From Accra and Algiers to Zanzibar and Zululand, Africans have wrested control of soccer from the hands of Europeans, and through the rise of different playing styles, the rituals of spectatorship, and the presence of magicians and healers, have turned soccer into a distinctively African activity.
African Soccerscapes explores how Africans adopted soccer for their own reasons and on their own terms. Soccer was a rare form of “national culture” in postcolonial Africa, where stadiums and clubhouses became arenas in which Africans challenged colonial power and expressed a commitment to racial equality and self-determination. New nations staged matches as part of their independence celebrations and joined the world body, FIFA. The Confédération africaine de football democratized the global game through antiapartheid sanctions and increased the number of African teams in the World Cup finals.
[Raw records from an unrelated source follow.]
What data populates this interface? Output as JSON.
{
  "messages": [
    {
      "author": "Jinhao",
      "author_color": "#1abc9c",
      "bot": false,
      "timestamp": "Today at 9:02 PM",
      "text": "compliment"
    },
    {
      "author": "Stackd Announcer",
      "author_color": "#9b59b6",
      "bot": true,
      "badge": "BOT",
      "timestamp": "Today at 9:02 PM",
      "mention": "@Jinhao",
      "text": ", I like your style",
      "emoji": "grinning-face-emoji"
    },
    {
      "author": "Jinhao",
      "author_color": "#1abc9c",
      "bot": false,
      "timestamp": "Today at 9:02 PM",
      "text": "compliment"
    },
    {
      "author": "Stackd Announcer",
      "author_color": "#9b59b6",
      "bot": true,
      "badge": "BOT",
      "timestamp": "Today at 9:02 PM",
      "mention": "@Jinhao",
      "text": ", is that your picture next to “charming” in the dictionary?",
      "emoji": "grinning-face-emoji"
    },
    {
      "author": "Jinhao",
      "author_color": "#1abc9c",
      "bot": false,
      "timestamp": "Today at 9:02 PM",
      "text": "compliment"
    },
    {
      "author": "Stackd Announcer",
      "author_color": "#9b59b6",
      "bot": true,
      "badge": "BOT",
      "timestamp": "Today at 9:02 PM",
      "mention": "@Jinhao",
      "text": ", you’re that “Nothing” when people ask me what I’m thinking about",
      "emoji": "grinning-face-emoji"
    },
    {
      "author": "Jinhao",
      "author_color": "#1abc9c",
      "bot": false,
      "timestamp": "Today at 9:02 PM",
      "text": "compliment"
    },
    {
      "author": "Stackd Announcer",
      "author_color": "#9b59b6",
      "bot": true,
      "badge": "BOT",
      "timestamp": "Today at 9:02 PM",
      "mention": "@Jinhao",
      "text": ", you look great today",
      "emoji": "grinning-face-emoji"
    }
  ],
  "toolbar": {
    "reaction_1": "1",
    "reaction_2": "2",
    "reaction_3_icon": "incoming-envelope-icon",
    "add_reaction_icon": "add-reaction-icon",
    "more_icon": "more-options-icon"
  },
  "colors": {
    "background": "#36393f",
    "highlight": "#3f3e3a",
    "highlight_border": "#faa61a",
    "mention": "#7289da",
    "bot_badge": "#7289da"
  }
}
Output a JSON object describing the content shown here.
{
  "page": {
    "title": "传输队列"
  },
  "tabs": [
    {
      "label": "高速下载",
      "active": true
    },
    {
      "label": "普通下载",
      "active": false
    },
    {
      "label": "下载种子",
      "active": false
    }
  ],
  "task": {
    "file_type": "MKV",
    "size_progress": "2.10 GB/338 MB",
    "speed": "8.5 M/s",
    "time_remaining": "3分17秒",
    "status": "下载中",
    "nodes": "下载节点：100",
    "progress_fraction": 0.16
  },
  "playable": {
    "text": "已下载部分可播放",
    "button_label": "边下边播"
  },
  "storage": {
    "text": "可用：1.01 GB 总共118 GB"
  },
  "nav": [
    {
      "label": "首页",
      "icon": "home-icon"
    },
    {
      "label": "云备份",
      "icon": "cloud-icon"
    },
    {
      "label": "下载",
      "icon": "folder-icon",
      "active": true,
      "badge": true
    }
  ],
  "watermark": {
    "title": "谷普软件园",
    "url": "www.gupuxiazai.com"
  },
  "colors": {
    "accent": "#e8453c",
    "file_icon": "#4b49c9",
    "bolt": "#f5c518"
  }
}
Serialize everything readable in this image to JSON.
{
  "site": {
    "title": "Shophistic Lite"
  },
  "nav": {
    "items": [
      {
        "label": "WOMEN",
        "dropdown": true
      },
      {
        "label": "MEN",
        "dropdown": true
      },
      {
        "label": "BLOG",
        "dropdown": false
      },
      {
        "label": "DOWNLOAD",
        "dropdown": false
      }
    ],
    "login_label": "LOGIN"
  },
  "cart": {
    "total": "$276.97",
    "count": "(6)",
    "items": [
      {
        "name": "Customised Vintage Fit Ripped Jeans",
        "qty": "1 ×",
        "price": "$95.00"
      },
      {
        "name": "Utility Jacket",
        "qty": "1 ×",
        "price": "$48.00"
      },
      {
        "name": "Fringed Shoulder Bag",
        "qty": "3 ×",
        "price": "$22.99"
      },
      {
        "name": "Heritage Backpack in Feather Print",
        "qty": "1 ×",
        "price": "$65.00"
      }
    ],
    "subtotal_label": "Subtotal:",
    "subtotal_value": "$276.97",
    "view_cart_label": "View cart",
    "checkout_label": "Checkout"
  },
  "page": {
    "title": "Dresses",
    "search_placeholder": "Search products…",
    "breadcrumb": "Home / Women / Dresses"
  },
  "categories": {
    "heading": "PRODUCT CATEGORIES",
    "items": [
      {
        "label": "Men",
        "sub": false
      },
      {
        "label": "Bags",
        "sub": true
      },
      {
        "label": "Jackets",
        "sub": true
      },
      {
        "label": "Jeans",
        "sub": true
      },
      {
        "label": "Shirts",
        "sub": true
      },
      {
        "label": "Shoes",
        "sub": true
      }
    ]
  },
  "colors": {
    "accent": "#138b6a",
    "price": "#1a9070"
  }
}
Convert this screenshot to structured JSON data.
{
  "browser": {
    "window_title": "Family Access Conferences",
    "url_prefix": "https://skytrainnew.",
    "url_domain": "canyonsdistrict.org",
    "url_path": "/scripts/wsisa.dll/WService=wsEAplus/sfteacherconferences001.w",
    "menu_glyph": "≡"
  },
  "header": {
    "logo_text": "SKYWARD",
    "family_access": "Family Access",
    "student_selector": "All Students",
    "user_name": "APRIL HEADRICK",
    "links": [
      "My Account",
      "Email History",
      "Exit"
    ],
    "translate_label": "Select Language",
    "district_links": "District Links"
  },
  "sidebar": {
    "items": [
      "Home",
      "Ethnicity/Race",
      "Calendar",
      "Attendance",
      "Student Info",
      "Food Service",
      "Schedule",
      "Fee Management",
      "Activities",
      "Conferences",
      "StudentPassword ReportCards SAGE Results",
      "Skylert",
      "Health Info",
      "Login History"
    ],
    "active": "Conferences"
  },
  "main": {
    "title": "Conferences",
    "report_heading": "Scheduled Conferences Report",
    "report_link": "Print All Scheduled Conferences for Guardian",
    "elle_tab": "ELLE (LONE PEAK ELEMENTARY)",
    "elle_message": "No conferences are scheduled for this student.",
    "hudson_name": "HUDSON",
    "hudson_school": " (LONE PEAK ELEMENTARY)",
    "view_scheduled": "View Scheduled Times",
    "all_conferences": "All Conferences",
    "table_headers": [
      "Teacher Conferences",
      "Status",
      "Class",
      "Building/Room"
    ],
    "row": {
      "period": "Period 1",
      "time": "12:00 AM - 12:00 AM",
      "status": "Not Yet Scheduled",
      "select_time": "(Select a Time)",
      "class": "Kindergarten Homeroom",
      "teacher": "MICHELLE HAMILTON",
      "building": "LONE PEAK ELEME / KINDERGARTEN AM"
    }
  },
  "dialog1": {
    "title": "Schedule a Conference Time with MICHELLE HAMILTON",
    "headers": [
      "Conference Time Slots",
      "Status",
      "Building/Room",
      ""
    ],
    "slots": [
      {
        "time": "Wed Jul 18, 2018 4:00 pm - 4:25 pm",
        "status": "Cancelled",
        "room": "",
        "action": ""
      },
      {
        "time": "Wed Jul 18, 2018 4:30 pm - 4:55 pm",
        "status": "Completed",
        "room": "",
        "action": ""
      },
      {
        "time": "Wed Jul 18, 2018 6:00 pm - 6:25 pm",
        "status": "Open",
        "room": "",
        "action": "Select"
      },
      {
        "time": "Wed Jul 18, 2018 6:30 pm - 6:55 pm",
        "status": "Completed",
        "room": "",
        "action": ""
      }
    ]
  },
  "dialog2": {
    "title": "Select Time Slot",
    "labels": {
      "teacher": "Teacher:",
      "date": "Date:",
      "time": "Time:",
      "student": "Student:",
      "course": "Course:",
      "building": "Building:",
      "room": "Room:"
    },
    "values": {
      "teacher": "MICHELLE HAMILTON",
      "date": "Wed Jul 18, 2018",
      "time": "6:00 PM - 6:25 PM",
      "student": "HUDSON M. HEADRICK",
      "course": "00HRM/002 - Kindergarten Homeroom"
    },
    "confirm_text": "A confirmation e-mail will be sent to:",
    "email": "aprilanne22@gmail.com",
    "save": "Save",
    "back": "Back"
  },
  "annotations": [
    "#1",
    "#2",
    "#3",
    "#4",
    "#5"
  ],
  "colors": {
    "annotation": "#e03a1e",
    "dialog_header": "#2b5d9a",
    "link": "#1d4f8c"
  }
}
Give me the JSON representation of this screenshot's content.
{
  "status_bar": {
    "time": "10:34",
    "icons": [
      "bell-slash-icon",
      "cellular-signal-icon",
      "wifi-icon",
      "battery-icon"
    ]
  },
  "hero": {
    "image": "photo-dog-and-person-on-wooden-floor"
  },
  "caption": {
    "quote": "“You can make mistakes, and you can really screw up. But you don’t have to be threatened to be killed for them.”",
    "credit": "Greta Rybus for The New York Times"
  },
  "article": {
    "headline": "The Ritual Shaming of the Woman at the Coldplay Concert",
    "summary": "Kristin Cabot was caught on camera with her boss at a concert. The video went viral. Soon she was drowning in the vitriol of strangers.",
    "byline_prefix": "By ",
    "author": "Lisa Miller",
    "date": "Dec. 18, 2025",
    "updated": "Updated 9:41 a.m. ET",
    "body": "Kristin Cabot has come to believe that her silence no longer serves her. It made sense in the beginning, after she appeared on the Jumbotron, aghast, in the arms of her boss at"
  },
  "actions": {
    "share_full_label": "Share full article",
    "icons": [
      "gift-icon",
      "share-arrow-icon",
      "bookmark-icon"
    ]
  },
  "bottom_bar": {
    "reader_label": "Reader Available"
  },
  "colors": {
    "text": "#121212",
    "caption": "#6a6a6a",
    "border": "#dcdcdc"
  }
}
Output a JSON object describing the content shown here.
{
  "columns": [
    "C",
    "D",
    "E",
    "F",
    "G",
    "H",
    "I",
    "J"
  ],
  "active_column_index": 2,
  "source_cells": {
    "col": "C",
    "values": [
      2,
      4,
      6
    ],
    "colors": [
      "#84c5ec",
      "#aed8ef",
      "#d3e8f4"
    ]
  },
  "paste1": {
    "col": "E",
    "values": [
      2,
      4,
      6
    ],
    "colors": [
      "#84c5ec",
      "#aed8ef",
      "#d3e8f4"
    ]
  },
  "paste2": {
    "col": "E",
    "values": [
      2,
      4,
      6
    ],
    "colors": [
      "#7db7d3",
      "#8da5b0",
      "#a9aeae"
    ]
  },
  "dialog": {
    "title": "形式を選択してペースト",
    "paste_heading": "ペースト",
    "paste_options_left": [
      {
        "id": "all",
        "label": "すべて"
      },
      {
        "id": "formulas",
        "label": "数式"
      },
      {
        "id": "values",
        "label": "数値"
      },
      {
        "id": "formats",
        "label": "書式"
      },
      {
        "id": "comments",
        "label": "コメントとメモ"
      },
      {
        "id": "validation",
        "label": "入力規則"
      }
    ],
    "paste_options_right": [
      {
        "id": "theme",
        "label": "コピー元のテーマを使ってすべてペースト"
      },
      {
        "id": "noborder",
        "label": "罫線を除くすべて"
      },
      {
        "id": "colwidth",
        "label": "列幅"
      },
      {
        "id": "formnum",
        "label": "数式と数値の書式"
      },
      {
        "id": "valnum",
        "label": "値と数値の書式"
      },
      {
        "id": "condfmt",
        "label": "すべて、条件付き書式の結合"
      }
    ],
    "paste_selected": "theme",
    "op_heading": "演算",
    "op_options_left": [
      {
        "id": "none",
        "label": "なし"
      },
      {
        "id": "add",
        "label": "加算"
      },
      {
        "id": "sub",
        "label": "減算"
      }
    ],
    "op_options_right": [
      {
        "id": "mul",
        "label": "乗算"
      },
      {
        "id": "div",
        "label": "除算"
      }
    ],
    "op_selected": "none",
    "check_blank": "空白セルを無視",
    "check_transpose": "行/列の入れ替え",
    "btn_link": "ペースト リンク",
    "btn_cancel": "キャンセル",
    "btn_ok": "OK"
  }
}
In this compact, highly readable book Alegi shows that the result of this success has been the departure of huge numbers of players to overseas clubs and the growing influence of private commercial interests on the African game. But the growth of women’s soccer and South Africa’s hosting of the 2010 World Cup also challenge the one-dimensional notion of Africa as a backward, “tribal” continent populated by victims of war, corruption, famine, and disease.